"We are excited to provide a tool that enables the industry to objectively quantify putting green metrics, besides just green speed," said Matt Pringle, Ph.D., managing director of the USGA Green Section. "GS3 can clarify the impact of different maintenance practices, provide benchmarks and communicate to stakeholders how the course is performing."
The USGA had a soft launch last fall at the Carolinas GCSA Conference and Show in Myrtle Beach and officially launched the ball Feb. 7 at the GCSAA Conference and Show in Orlando.

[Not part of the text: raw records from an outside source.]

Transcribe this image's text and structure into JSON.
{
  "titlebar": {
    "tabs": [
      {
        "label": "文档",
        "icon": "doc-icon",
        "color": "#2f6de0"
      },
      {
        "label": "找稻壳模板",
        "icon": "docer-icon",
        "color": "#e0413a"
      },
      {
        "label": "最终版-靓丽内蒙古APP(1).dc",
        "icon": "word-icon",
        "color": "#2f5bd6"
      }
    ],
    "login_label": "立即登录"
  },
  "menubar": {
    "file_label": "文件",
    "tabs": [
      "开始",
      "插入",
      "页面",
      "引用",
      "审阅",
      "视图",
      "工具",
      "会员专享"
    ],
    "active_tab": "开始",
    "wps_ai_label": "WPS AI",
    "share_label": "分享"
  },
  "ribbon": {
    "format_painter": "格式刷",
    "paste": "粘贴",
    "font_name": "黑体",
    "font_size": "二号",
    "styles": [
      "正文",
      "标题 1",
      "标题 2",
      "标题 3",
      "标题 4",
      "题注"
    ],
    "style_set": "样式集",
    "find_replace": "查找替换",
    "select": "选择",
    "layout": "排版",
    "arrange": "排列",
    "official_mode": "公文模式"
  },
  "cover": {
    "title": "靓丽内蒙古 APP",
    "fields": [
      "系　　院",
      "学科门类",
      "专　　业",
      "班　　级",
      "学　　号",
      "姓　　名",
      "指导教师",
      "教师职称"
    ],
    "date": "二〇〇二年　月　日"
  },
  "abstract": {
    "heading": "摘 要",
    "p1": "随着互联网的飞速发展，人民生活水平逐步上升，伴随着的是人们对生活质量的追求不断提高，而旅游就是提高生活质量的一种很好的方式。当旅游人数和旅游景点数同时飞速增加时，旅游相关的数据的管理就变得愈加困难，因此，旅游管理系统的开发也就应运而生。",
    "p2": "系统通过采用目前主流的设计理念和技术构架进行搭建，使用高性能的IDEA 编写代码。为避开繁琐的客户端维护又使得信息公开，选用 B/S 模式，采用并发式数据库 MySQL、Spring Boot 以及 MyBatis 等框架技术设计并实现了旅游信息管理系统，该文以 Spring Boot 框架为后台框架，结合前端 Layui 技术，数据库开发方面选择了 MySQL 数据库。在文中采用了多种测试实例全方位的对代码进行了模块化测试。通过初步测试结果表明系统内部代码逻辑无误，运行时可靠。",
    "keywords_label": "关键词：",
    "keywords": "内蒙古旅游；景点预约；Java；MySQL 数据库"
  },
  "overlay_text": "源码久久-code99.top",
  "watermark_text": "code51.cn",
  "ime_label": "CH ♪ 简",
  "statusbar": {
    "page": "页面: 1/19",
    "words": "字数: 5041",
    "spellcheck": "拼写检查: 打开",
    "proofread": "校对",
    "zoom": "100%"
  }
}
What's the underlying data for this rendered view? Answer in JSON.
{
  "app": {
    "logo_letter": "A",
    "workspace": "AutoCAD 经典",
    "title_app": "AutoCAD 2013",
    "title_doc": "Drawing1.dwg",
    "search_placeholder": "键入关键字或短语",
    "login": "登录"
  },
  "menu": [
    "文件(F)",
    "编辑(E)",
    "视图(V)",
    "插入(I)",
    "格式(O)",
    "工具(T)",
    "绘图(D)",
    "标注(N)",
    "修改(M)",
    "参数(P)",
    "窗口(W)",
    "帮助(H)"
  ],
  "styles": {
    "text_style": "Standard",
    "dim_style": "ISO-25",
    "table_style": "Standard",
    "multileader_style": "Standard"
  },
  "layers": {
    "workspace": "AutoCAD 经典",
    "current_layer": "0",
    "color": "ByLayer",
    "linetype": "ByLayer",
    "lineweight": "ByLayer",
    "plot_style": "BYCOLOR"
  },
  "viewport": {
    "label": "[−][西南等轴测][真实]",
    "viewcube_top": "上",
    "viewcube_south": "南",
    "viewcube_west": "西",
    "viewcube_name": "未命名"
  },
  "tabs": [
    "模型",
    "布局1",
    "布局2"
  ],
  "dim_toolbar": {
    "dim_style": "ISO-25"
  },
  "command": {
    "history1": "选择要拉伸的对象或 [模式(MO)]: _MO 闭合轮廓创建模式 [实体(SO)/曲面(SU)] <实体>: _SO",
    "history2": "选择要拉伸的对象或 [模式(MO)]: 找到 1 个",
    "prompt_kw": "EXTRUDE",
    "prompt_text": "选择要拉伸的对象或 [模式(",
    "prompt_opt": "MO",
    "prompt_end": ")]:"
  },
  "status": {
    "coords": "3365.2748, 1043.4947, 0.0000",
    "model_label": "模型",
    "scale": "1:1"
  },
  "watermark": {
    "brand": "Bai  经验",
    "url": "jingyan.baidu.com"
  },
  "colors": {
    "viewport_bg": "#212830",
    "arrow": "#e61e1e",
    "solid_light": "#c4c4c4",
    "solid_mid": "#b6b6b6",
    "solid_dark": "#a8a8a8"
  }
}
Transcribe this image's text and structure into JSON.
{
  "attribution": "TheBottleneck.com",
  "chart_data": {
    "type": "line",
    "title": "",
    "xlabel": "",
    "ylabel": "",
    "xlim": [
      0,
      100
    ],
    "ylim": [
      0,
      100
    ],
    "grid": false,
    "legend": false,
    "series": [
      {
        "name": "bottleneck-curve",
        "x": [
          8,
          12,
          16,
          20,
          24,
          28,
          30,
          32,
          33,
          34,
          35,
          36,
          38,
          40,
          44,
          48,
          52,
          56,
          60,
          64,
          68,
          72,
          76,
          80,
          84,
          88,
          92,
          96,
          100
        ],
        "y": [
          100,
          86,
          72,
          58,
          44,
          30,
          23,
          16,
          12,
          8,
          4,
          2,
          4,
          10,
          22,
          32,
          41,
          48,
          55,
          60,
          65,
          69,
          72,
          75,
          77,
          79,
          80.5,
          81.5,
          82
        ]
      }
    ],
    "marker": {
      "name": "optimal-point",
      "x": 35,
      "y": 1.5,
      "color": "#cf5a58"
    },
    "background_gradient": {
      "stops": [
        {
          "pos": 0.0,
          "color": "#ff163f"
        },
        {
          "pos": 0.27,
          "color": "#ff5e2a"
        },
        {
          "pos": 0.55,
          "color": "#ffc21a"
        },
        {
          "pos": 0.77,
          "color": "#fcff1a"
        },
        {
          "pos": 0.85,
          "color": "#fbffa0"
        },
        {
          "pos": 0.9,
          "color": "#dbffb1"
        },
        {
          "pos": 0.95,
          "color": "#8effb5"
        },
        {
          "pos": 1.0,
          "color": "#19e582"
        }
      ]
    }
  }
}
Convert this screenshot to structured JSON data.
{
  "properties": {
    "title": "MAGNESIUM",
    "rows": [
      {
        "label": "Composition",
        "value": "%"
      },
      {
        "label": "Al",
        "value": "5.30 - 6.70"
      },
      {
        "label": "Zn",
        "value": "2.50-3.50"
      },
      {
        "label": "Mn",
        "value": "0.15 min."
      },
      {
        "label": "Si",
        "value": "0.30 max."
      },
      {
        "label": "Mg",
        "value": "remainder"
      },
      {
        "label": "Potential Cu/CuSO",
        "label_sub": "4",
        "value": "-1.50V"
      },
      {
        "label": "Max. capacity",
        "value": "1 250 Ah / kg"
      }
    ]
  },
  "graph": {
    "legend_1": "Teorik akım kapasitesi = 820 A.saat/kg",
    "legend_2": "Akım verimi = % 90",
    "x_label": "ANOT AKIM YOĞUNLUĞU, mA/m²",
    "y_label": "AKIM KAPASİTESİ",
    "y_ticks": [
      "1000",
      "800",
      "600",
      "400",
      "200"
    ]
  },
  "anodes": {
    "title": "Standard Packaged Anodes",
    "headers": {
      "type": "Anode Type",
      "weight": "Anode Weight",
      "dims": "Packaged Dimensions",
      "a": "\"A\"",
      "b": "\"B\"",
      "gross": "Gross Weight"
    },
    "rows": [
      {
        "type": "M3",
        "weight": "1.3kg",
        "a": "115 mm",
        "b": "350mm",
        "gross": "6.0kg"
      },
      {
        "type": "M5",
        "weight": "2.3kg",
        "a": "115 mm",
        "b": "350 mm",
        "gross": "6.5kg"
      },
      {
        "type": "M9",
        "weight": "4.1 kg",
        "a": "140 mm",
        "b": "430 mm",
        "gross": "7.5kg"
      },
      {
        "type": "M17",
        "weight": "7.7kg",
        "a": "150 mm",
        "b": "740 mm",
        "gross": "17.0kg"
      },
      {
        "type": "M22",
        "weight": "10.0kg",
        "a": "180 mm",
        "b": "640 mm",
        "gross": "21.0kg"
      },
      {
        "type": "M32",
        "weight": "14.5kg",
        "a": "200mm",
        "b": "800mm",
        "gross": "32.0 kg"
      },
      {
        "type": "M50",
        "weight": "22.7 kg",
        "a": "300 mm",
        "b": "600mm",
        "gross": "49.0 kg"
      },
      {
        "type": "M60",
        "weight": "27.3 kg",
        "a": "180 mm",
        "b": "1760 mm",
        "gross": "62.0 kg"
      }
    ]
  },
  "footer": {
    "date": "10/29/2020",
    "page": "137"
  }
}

The GS3 operates in conjunction with the USGA's DEACON course management software to help superintendents determine agronomic practices designed to maximize putting green performance. All data is also calculated locally and can be synched to the cloud at a later time.
The ball has been in use in real world conditions by some university researchers and at select golf courses, including Bel-Air Country Club in Los Angeles.
"We have been utilizing GS3 for over two months, and I love being able to compile all of the information it provides in one spot," said Justin DePippo, director of golf course and grounds at Bel-Air "We are using the numbers to chart our green conditions and create benchmarks, which allows me to make course care decisions based on the data. GS3 and DEACON will improve the way we maintain our greens and we are looking forward to seeing positive results because of it."
The GS3 also was used at USGA tournaments throughout 2022 and will continue to be part of the arsenal used for set up and daily decision making at future USGA championships.
"This is an ingenious way for collecting tons of data," Cornell University professor Frank Rossi, Ph.D., said in a recent TurfNet webinar. "And that data is powerful in helping us predict what you could expect to happen under certain weather conditions, under certain maintenance conditions and how you could expect your surfaces to perform."
The GS3 is available from the USGA for $2,750 and includes one year's free subscription to the Deacon platform. Customers who renew the Deacon subscription will receive a new GS3 every three years.